---------- Records for processing

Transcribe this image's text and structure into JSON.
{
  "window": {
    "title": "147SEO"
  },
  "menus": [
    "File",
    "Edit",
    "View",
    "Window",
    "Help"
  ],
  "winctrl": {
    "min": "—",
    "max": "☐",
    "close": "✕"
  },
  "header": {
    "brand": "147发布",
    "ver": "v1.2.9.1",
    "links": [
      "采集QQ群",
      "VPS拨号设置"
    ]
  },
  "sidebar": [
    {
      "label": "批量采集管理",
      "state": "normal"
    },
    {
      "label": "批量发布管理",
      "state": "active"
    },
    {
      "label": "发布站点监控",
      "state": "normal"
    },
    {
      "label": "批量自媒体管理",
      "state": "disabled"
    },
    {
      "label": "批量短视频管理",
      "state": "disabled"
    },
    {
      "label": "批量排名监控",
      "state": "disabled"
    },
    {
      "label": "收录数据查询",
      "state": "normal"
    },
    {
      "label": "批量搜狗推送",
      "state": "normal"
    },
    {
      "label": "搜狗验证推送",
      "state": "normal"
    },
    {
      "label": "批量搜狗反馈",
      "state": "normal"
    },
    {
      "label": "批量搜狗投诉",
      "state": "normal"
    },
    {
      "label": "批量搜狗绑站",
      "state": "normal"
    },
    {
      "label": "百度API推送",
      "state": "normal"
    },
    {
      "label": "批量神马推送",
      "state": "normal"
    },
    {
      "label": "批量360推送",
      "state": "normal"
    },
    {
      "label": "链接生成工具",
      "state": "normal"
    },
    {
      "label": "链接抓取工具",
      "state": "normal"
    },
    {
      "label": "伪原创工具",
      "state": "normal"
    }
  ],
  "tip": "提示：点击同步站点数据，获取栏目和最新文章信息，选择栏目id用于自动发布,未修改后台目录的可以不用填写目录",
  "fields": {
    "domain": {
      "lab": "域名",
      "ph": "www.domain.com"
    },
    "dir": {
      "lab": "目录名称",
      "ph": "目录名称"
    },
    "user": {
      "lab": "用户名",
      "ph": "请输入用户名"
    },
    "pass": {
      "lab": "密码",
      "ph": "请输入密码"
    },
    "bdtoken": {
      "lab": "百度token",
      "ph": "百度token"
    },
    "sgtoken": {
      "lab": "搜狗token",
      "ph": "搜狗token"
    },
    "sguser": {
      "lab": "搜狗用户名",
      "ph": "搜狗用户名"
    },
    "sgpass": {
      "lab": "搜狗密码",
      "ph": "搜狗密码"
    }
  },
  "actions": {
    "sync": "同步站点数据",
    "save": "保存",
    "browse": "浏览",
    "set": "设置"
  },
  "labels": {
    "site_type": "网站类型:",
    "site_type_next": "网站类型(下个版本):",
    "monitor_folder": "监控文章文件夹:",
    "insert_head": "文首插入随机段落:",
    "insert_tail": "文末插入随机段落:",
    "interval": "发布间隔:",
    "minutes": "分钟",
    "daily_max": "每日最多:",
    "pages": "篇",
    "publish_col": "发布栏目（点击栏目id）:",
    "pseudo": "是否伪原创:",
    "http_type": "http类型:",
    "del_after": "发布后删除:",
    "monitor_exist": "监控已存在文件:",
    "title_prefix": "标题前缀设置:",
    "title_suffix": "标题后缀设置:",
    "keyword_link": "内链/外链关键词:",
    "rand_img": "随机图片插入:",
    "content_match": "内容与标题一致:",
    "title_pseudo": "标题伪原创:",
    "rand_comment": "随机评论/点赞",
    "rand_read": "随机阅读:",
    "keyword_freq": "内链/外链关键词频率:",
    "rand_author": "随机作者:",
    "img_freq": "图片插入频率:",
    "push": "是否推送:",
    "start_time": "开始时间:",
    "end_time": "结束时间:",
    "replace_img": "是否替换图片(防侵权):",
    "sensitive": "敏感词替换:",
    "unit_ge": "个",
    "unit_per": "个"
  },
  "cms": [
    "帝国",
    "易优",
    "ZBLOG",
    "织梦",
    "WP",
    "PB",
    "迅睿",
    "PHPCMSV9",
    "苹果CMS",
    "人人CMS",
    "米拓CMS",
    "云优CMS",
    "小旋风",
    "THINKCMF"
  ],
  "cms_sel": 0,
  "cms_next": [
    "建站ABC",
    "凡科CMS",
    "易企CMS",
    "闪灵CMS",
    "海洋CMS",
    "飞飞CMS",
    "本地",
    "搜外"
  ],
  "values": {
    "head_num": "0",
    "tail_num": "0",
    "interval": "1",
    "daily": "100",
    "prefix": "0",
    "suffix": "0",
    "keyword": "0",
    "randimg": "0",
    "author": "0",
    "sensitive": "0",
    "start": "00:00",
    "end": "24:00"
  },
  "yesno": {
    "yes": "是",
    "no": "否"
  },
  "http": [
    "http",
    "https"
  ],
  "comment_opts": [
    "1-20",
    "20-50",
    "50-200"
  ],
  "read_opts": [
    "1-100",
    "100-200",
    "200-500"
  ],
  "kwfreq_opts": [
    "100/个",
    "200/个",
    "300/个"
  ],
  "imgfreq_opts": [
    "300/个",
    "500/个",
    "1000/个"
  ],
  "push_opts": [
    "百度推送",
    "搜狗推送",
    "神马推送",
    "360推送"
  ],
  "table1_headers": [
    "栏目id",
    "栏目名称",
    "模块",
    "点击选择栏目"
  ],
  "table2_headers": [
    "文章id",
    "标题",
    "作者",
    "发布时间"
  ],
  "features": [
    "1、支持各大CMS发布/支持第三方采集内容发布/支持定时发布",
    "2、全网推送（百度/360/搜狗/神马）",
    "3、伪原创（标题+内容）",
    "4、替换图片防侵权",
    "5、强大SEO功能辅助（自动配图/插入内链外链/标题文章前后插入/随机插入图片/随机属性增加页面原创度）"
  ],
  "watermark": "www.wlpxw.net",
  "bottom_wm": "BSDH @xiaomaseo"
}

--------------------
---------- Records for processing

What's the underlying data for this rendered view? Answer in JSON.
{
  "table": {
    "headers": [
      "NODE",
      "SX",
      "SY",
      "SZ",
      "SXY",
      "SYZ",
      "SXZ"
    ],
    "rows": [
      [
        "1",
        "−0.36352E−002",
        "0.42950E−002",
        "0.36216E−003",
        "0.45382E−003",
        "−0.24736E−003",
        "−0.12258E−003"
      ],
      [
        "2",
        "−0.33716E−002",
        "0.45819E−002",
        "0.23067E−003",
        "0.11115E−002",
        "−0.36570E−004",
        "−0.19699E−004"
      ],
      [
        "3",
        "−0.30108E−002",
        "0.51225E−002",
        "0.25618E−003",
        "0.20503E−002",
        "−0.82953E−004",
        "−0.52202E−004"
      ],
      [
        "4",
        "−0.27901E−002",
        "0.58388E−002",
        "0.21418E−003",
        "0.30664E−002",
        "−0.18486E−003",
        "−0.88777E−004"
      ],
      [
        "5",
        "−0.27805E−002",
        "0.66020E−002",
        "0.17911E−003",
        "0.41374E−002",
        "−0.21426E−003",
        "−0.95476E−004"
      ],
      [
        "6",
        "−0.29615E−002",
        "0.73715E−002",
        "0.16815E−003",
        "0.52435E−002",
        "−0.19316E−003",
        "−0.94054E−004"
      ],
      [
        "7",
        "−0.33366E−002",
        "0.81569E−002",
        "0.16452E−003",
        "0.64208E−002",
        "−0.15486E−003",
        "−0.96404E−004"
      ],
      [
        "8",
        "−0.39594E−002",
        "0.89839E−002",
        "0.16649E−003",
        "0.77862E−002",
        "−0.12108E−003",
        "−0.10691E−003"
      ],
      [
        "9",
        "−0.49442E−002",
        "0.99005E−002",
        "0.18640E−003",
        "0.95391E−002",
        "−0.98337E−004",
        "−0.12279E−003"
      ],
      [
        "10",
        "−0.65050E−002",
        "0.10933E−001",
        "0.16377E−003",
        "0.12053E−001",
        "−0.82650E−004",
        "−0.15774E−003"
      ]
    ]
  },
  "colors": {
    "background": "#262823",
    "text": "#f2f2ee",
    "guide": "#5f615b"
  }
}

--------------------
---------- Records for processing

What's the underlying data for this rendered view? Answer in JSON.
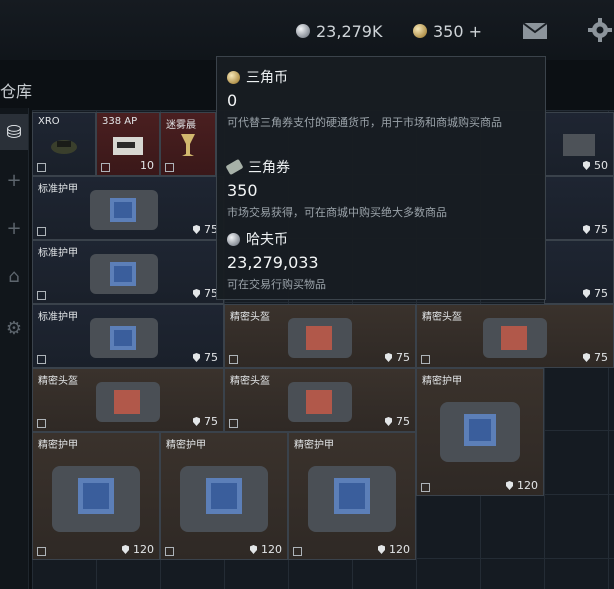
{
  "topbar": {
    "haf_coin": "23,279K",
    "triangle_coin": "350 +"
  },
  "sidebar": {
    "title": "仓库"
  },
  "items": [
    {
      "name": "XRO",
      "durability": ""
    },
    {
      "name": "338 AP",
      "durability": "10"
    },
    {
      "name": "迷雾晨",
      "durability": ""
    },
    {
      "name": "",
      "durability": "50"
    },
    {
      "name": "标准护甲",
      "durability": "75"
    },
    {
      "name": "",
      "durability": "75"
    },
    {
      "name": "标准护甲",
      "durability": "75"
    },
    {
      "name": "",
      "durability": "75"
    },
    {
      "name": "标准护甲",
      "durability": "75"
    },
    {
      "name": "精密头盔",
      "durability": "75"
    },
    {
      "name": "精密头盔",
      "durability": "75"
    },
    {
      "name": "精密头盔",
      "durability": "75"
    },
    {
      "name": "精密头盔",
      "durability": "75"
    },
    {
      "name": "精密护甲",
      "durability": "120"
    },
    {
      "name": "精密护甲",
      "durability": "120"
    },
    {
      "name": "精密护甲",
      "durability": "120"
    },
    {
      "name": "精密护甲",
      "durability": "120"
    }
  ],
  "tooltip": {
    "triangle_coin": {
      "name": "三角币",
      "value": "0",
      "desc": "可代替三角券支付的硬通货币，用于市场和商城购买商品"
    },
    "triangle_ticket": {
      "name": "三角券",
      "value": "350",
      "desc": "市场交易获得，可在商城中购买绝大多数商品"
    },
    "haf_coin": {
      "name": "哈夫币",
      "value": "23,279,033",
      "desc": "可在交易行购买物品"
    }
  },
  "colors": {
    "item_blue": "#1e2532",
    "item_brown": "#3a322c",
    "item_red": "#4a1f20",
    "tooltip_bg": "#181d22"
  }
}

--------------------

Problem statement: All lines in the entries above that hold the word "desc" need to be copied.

Answer:
      "desc": "可代替三角券支付的硬通货币，用于市场和商城购买商品"
      "desc": "市场交易获得，可在商城中购买绝大多数商品"
      "desc": "可在交易行购买物品"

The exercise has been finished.